Standard & Poor's Ratings Services will pay the Securities and Exchange Commission $58 million to settle federal charges that it lossened its ratings criteria while obscuring that change from investors.
“Investors rely on credit rating agencies like Standard & Poor’s to play it straight when rating complex securities like CMBS,” said Andrew J. Ceresney, director of the SEC Enforcement Division. “But Standard & Poor’s elevated its own financial interests above investors by loosening its rating criteria to obtain business and then obscuring these changes from investors.
"These enforcement actions, our first-ever against a major ratings firm, reflect our commitment to aggressively policing the integrity and transparency of the credit ratings process.”
The SEC issued three orders instituting settled administrative proceedings against S&P.
One order, in which S&P made certain admissions, addressed S&P’s practices in its conduit fusion CMBS ratings methodology. S&P’s public disclosures affirmatively misrepresented that it was using one approach when it actually used a different methodology in 2011 to rate six conduit fusion CMBS transactions and issue preliminary ratings on two more transactions.
Under the settlement S&P is also barred from grading certain bond deals for one year.
The SEC's action was the first time federal regulators have disciplined one of the big three ratings firms since the financial crisis.
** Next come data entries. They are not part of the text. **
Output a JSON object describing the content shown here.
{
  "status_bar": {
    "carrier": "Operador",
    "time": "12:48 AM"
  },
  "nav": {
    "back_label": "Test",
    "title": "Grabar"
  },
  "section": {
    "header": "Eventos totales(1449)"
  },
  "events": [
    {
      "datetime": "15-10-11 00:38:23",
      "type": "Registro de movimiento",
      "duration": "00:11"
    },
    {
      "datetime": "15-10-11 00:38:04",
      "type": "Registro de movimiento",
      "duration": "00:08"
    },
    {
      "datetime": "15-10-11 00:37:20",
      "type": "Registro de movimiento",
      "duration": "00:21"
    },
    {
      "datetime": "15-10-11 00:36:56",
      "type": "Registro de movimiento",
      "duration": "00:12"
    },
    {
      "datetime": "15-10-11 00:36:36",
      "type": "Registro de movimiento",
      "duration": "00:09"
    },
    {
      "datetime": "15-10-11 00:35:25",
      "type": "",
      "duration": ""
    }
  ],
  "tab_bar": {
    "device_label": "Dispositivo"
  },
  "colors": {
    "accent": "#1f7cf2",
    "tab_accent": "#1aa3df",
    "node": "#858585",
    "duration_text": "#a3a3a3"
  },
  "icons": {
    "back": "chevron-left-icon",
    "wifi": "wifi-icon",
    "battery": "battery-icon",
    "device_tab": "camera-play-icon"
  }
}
On another front, S&P is looking to settle claims from the Justice Department and more than a dozen states that the company committed fraud in the run-up to the 2008 financial crisis, and may pay more than $1.37 billion.